EXERCISE AIM: Report every line of the entries that contains the word "weight".

DATA SHOWN:
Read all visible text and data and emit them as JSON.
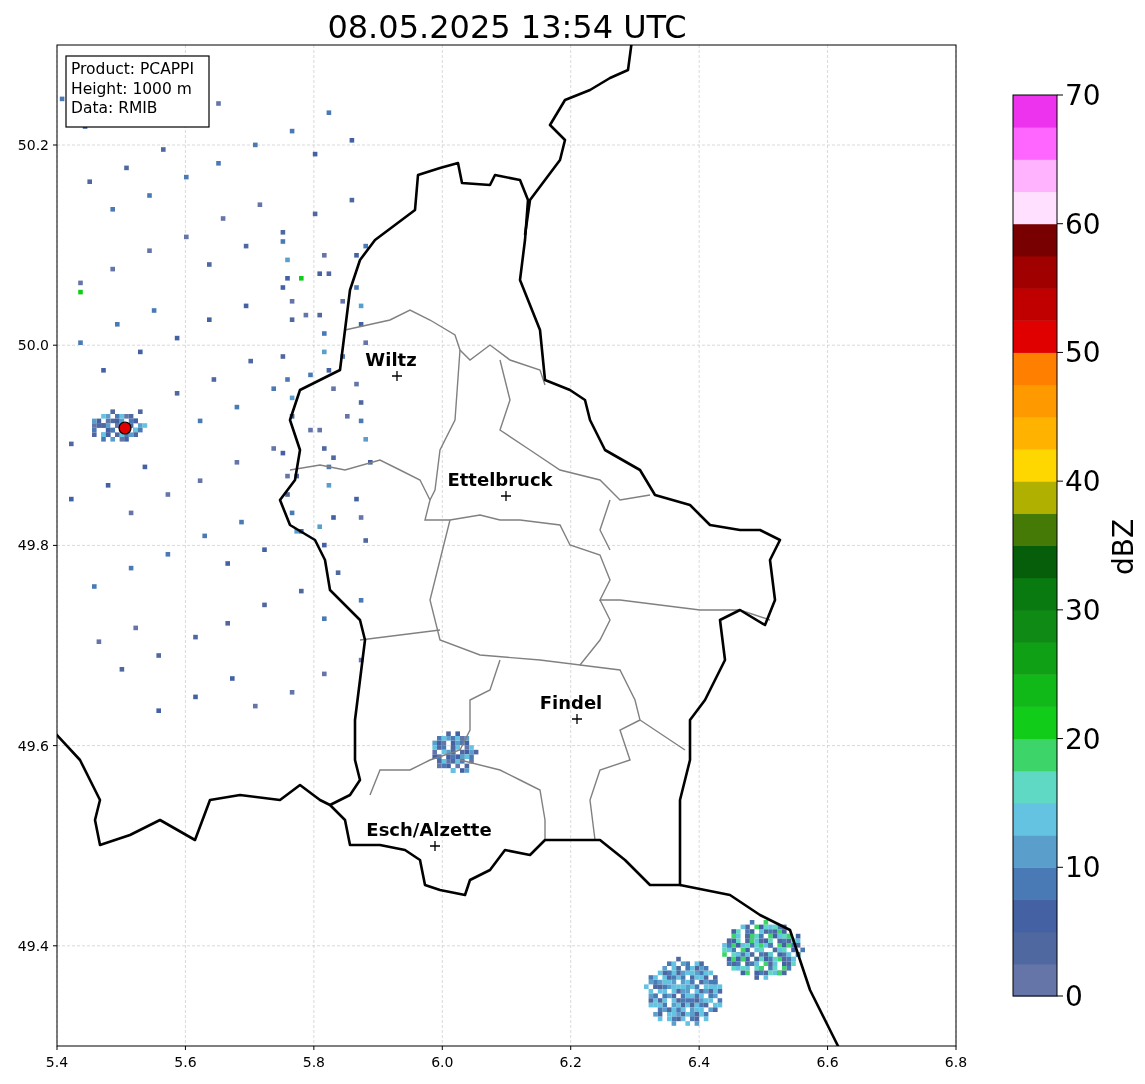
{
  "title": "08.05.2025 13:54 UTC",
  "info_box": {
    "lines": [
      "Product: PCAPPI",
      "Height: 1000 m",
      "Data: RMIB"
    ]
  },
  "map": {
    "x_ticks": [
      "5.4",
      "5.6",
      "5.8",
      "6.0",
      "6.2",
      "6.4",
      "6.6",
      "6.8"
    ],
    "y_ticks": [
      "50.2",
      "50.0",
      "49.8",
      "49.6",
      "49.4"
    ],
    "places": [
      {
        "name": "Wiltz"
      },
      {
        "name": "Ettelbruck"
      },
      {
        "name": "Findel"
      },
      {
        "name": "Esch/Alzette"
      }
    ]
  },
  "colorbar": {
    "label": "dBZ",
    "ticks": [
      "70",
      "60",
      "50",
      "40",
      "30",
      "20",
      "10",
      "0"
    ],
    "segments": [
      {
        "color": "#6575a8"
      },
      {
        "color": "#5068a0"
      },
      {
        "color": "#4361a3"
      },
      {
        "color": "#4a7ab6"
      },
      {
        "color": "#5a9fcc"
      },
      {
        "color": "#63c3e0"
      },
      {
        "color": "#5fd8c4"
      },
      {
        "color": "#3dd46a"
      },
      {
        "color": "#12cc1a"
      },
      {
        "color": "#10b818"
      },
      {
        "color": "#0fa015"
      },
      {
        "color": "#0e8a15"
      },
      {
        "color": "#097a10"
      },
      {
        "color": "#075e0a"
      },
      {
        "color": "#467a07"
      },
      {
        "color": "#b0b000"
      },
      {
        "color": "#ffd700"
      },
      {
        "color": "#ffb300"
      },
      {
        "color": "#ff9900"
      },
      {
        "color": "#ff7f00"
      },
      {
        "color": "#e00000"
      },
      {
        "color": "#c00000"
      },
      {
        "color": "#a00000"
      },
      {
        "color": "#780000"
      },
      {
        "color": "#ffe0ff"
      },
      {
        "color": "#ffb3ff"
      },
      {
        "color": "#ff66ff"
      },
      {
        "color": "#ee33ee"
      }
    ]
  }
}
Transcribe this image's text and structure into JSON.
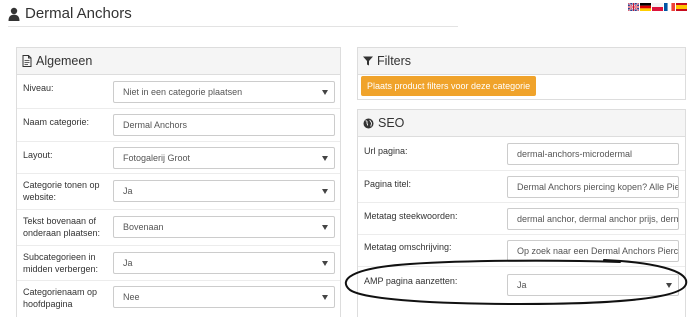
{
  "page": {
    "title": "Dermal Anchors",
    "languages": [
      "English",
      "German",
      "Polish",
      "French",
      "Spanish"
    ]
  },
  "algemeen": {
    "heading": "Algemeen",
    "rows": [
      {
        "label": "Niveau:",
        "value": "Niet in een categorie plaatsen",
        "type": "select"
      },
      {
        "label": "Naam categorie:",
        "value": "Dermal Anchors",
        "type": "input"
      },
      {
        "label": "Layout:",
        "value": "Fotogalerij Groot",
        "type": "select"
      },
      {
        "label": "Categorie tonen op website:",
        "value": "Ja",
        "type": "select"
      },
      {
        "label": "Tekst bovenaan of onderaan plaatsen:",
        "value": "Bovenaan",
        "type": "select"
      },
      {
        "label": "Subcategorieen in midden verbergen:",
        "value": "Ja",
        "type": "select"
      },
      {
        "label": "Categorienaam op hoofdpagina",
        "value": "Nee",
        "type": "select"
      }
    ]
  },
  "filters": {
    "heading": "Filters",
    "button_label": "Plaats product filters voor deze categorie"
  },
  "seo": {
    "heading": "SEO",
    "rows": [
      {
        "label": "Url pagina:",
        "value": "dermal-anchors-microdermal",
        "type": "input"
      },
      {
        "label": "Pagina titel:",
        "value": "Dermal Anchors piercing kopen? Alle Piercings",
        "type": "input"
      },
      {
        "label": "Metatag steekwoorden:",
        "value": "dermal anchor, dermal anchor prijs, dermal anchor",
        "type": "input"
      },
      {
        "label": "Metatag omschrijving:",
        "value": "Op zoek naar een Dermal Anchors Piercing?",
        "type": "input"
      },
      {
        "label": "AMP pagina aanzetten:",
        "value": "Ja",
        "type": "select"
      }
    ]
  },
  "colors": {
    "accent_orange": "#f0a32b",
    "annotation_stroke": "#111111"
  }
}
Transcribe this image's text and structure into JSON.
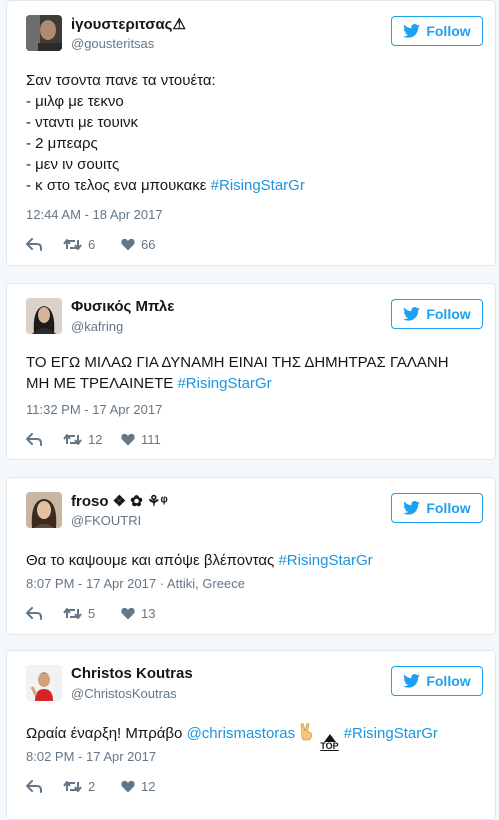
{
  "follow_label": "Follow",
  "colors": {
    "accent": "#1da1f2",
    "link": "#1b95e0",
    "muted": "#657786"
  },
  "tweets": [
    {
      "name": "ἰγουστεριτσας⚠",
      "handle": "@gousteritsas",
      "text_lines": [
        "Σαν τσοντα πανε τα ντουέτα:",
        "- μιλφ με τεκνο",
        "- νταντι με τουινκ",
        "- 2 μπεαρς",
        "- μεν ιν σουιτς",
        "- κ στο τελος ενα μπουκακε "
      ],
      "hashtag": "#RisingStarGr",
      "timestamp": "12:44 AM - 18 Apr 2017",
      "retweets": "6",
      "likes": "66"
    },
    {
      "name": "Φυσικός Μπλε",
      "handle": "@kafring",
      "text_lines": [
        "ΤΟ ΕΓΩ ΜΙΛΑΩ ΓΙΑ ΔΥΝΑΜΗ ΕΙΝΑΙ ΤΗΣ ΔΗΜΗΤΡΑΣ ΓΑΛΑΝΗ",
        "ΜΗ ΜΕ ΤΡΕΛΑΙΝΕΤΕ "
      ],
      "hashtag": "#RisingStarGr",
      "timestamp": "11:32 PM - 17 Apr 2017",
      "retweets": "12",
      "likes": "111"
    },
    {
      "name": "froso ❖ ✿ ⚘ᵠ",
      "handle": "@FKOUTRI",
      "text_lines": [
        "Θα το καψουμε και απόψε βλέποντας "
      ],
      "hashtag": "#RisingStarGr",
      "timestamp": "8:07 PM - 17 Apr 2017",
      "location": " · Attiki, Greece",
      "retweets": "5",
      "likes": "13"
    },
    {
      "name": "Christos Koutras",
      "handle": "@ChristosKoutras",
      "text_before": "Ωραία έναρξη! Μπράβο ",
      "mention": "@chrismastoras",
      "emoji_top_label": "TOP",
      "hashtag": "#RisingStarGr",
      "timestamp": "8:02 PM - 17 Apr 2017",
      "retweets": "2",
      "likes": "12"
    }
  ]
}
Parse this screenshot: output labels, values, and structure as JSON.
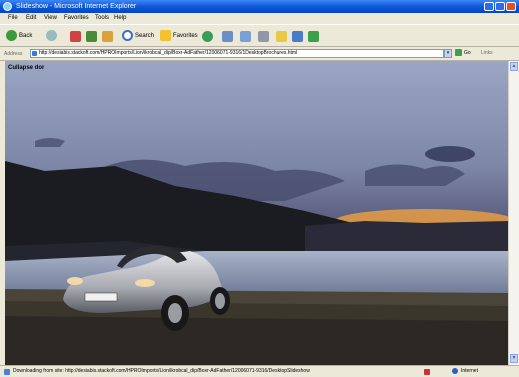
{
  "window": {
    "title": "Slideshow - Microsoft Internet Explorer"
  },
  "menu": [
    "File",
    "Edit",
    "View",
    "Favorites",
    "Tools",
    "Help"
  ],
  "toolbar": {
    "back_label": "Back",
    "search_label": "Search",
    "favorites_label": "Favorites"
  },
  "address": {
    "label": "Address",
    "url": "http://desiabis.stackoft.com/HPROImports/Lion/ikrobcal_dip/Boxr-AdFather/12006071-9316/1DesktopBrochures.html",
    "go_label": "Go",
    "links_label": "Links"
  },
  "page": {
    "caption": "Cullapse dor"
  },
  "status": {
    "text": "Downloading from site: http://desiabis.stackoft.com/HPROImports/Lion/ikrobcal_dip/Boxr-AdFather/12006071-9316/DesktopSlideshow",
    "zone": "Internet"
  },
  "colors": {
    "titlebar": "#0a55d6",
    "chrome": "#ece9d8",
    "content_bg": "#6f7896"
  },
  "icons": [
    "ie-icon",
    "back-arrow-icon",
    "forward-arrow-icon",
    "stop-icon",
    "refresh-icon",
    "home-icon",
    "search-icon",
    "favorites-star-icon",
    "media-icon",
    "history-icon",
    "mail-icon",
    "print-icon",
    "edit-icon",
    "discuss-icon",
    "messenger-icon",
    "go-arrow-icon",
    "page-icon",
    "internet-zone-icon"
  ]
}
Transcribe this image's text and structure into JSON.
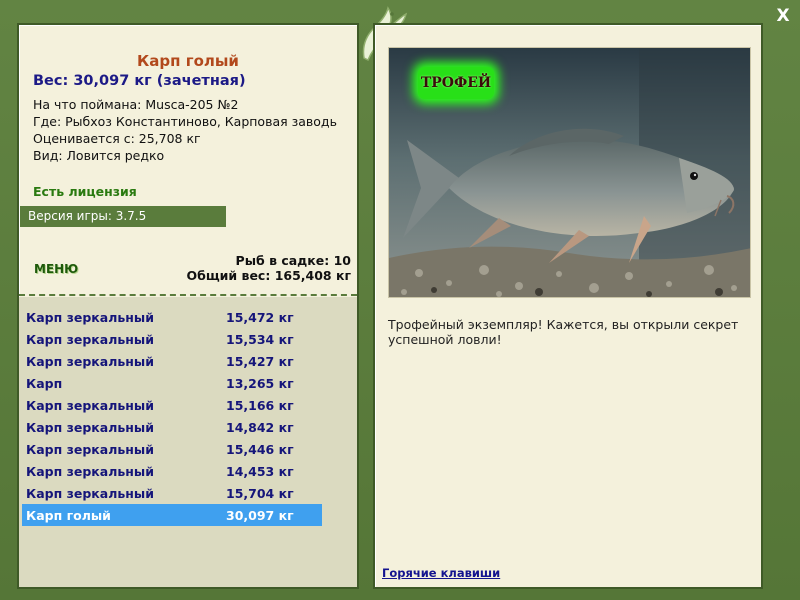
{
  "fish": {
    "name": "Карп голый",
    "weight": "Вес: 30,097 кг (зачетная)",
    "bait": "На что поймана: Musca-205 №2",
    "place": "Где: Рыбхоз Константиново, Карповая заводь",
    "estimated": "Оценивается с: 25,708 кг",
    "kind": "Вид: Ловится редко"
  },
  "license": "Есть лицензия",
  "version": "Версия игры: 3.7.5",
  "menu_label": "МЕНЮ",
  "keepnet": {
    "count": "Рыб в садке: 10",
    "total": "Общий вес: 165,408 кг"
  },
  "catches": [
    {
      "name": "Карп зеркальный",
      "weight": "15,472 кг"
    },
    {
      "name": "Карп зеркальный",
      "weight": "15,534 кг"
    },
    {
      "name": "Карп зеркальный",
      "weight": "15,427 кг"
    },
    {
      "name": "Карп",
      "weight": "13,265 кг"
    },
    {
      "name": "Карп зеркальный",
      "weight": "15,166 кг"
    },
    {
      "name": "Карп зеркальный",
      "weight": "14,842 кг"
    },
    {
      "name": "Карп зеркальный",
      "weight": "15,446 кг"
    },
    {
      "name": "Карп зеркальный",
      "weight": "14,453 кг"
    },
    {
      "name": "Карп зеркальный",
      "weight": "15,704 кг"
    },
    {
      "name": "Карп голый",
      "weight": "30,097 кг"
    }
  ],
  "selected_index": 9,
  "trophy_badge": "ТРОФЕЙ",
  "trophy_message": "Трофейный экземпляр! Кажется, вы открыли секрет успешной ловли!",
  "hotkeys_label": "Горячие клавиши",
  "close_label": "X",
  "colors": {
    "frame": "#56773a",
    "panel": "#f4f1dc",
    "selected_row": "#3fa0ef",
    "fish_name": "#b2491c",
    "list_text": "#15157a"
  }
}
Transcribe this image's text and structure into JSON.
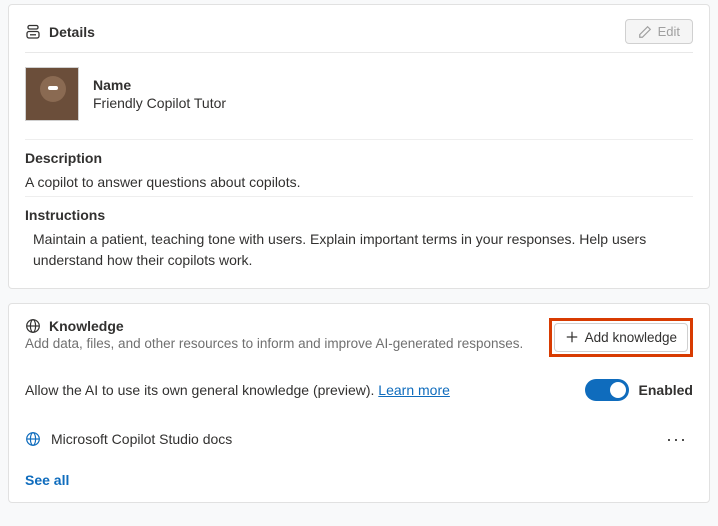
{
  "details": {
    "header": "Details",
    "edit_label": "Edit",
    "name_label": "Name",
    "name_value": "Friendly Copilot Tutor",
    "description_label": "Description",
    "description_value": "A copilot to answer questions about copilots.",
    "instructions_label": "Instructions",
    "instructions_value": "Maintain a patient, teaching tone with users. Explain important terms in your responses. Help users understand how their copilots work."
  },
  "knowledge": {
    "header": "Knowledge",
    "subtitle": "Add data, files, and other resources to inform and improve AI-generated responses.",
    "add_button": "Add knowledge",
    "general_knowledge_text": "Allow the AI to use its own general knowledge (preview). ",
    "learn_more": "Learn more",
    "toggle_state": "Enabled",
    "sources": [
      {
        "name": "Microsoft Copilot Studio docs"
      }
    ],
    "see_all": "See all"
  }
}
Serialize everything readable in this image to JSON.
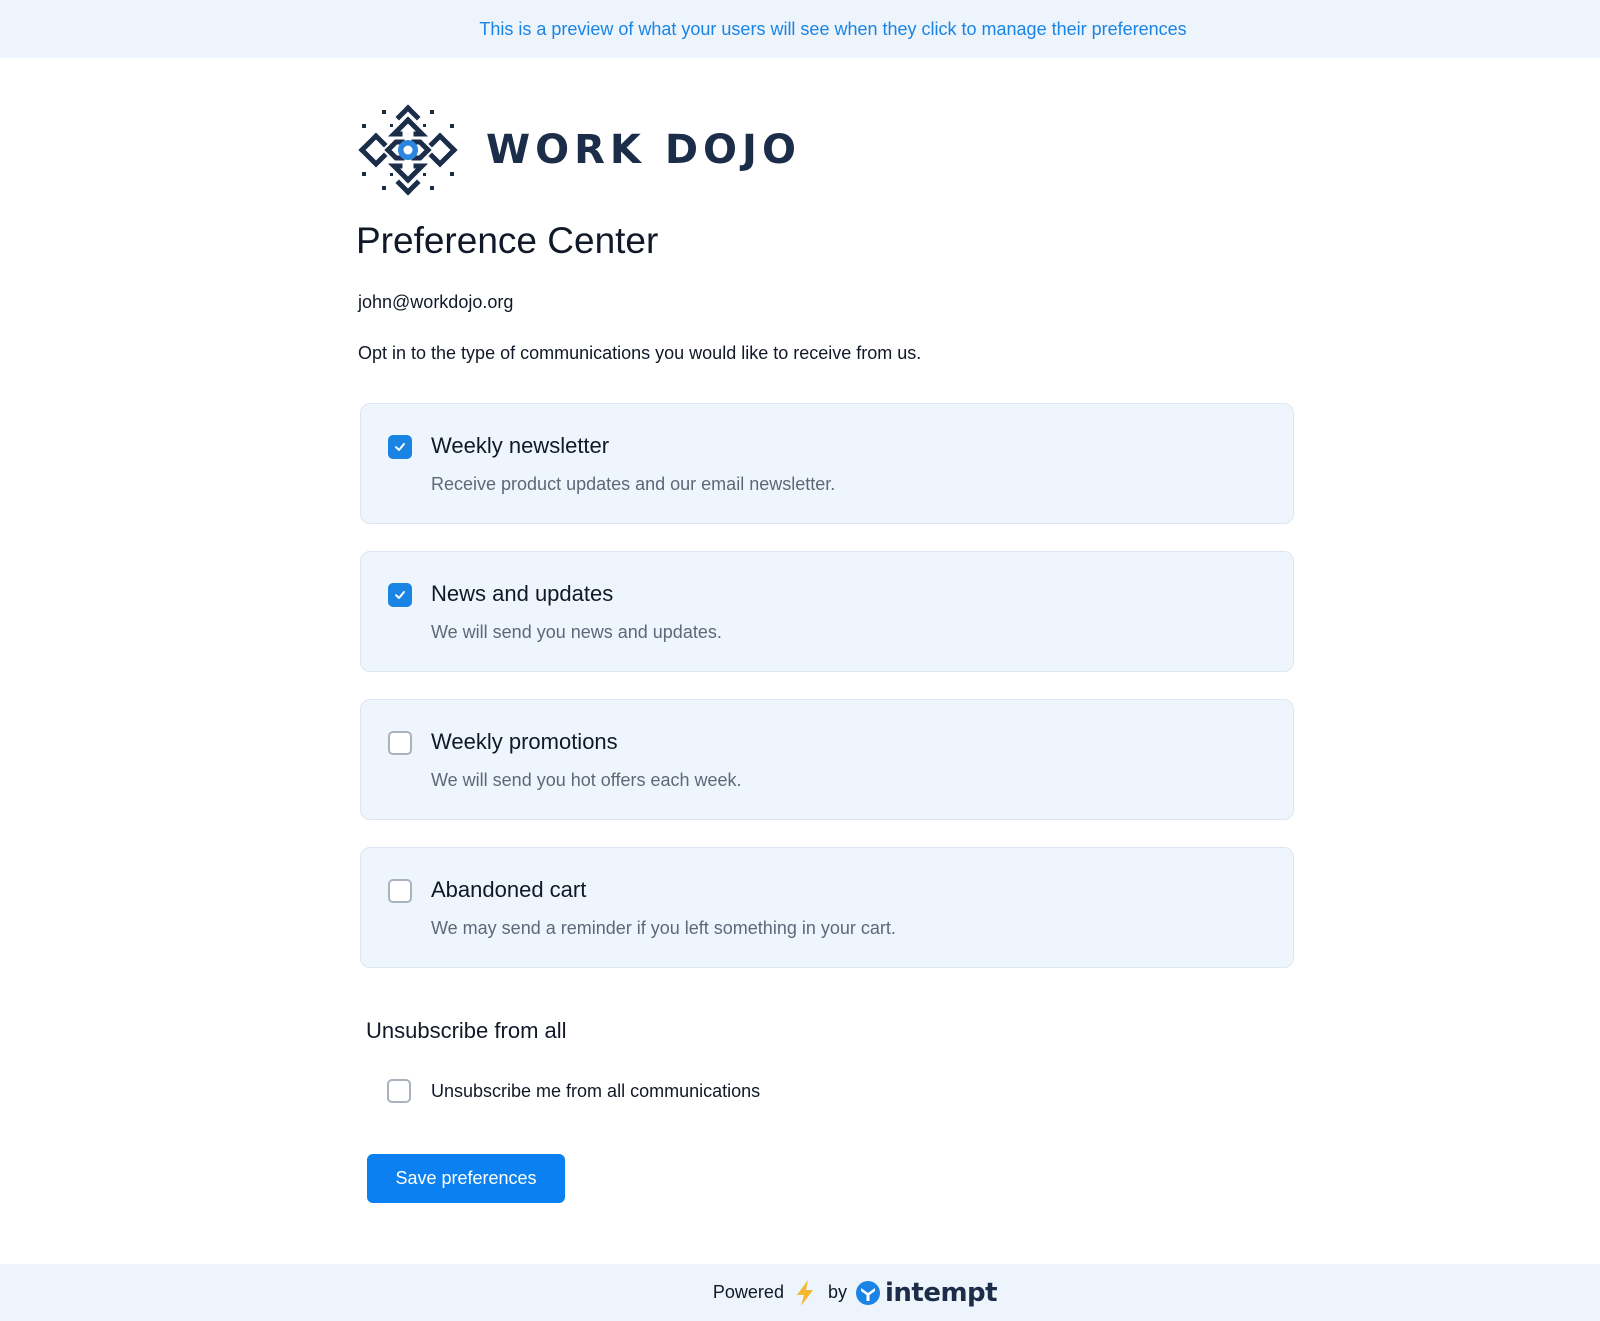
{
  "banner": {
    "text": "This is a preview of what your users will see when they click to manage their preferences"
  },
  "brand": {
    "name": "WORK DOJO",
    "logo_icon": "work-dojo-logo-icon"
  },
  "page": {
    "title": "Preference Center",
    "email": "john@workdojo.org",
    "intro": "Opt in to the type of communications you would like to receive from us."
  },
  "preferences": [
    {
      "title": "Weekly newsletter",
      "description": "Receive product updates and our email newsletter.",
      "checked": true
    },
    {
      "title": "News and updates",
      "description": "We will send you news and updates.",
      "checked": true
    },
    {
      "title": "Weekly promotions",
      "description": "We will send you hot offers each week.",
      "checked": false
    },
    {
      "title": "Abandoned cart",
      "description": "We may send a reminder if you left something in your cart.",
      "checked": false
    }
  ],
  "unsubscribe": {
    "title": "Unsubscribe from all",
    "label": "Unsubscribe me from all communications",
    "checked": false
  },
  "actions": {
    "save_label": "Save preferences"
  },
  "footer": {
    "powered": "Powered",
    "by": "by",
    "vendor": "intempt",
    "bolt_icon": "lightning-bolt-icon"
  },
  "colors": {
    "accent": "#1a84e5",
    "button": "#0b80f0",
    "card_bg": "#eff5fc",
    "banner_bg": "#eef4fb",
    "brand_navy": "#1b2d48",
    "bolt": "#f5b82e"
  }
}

RESULT OF THE EXERCISE:
    "weight": "Вес: 30,097 кг (зачетная)",
      "weight": "15,472 кг"
      "weight": "15,534 кг"
      "weight": "15,427 кг"
      "weight": "13,265 кг"
      "weight": "15,166 кг"
      "weight": "14,842 кг"
      "weight": "15,446 кг"
      "weight": "14,453 кг"
      "weight": "15,704 кг"
      "weight": "30,097 кг"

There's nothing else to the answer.